The Hong Kong legislature has issued a formal withdrawal of the extradition bill, which would have allowed for criminal suspects to be extradited to mainland China, sparking people’s outrage in April.
After hundreds of thousands of protesters took to the streets of Hong Kong, Chief Executive Carrie Lam Cheng Yuet-ngor decided to suspend the bill. However, the protests have continued and eventually became a broader pro-democracy movement.
The protest crisis has been the worst of its kind for Hong Kong since it was handed back to China in 1997. Chinese leaders also view the movement as a challenge to their authority, branding the protesters as dangerous separatists and accused foreign nations of providing support to them.
According to critics, the extradition law could potentially subject people to arbitrary detention and unfair trials. The formal withdrawal of the bill is only one of the five key demands of the protesters.
The other demands are: for the protests to not be characterized as a “riot”, amnesty for arrested protesters, an independent inquiry into alleged police brutality, and implementation of complete universal suffrage. Carrie Lam claimed that the other demands are beyond her control.
A 27-year-old protester named Connie described the withdrawal of the bill as “too little, too late”. She said: “There are still other demands the government needs to meet, especially the problem of police brutality.”

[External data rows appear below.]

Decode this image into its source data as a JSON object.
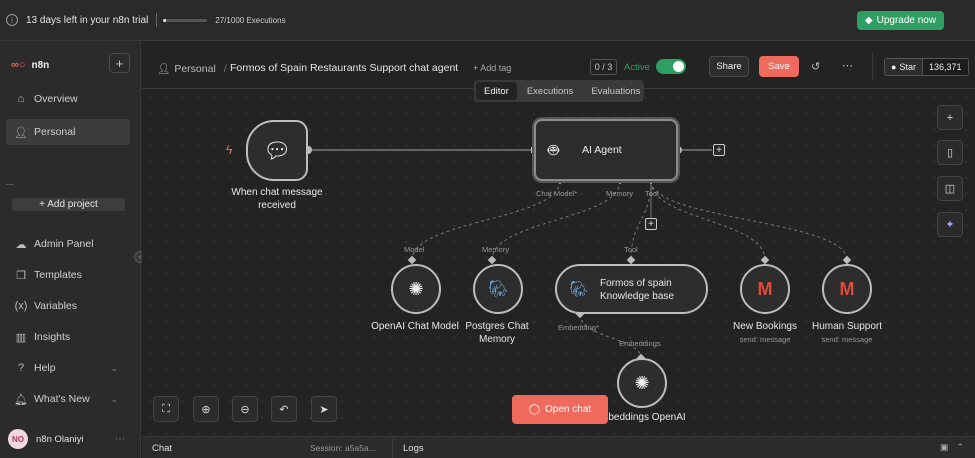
{
  "trial": {
    "text": "13 days left in your n8n trial",
    "executions": "27/1000 Executions",
    "progress_fraction": 0.027,
    "upgrade_label": "Upgrade now"
  },
  "sidebar": {
    "brand": "n8n",
    "items": [
      {
        "label": "Overview",
        "icon": "home-icon"
      },
      {
        "label": "Personal",
        "icon": "user-icon"
      }
    ],
    "add_project": "+ Add project",
    "bottom_items": [
      {
        "label": "Admin Panel",
        "icon": "cloud-icon"
      },
      {
        "label": "Templates",
        "icon": "templates-icon"
      },
      {
        "label": "Variables",
        "icon": "variables-icon"
      },
      {
        "label": "Insights",
        "icon": "insights-icon"
      },
      {
        "label": "Help",
        "icon": "help-icon"
      },
      {
        "label": "What's New",
        "icon": "bell-icon"
      }
    ],
    "user": {
      "initials": "NO",
      "name": "n8n Olaniyi"
    }
  },
  "header": {
    "breadcrumb_project": "Personal",
    "separator": "/",
    "workflow_name": "Formos of Spain Restaurants Support chat agent",
    "add_tag": "+ Add tag",
    "counter": "0 / 3",
    "active_label": "Active",
    "share_label": "Share",
    "save_label": "Save",
    "github_star": "Star",
    "github_count": "136,371"
  },
  "tabs": [
    "Editor",
    "Executions",
    "Evaluations"
  ],
  "nodes": {
    "trigger": {
      "label_line1": "When chat message",
      "label_line2": "received"
    },
    "agent": {
      "title": "AI Agent",
      "ports": [
        "Chat Model*",
        "Memory",
        "Tool"
      ]
    },
    "openai_chat": {
      "port": "Model",
      "label": "OpenAI Chat Model"
    },
    "postgres": {
      "port": "Memory",
      "label_line1": "Postgres Chat",
      "label_line2": "Memory"
    },
    "kb": {
      "port": "Tool",
      "title_line1": "Formos of spain",
      "title_line2": "Knowledge base",
      "embedding_port": "Embedding*"
    },
    "embeddings": {
      "port": "Embeddings",
      "label": "beddings OpenAI"
    },
    "new_bookings": {
      "label": "New Bookings",
      "sub": "send: message"
    },
    "human_support": {
      "label": "Human Support",
      "sub": "send: message"
    }
  },
  "canvas_controls": {
    "open_chat": "Open chat"
  },
  "bottom": {
    "chat": "Chat",
    "session": "Session: a5a5a...",
    "logs": "Logs"
  },
  "colors": {
    "accent": "#ee6a5c",
    "active_green": "#2f9e62",
    "background": "#232323"
  }
}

On October 1, an 18-year-old was shot by police in the chest during Anti-Chinese demonstrations in Hong Kong as China celebrates its 70th anniversary. Videos of the shooting incident revealed that the protesters were using umbrellas and metal poles as they attack the police, one of whom discharged his weapon, while another video showed the injured protester, a student, lying on the ground saying “Send me to hospital. My chest is hurting, I need to go to hospital.”